We can calculate the coordinates of the corner points of the box, persist it in the table and use regular non-clustered index to pre-filter the data. This would allow us to minimize the number of expensive distance calculations to perform.

Calculation of the bounding box corner points can be done with CLR table-valued function shown below.

11. Calculating bounding box corner points

Let’s alter our table and add bounding box points. We also need to create non-clustered index to support our query.

12. Table alteration (adding bounding box corner points)

Now, we can change the query to utilize the bounding box.

13. Query utilizing bounding box

14. Query utilizing bounding box (Execution plan)

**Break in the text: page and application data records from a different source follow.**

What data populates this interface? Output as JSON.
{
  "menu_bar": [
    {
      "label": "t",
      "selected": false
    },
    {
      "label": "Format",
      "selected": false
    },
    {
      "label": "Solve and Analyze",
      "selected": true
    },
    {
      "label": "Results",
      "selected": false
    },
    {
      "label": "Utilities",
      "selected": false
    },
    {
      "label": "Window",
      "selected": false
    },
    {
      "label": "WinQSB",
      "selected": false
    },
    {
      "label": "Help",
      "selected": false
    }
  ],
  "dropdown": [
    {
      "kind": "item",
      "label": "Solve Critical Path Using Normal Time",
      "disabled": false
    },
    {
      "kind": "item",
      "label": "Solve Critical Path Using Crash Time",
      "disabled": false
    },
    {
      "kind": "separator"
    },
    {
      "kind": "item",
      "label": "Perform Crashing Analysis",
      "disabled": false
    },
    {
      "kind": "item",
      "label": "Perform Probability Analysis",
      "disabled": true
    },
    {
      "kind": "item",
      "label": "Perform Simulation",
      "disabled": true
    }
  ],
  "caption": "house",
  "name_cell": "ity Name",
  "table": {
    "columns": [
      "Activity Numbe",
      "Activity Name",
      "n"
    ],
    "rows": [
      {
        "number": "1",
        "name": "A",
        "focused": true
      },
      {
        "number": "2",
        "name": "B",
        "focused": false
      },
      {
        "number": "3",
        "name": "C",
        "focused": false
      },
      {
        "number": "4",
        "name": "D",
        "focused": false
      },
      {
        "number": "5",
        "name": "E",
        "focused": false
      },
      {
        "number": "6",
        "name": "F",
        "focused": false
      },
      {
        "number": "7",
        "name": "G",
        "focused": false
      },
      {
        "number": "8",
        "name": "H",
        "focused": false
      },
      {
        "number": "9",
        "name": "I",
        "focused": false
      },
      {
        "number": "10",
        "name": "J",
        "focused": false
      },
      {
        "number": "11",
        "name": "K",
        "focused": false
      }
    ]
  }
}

As we see, last query calculated the distance 15 times. This is significant improvement comparing to 241,402 calculations from the original query. The execution times are shown below:

15. Execution time (Company-wide lookup)

As we see, bounding box outperforms both – clustered index seek and spatial index lookup. Obviously, it would be the case only when bounding box reduces the number of the calculations to degree that offsets the overhead of non-clustered index seek and key lookup operations. It is also worth mentioning that we do not need spatial index with such approach.

We can use bounding box for the other use-cases. For example, when we are checking if position belongs to the area defined by the polygon. Bounding box corner coordinates should store minimum and maximum latitude/longitude of the polygon corner points. Similarly to the distance calculation, we would filter-out the locations outside of the box before performing expensive spatial method call that validates if point is within the polygon area.

Source code is available for download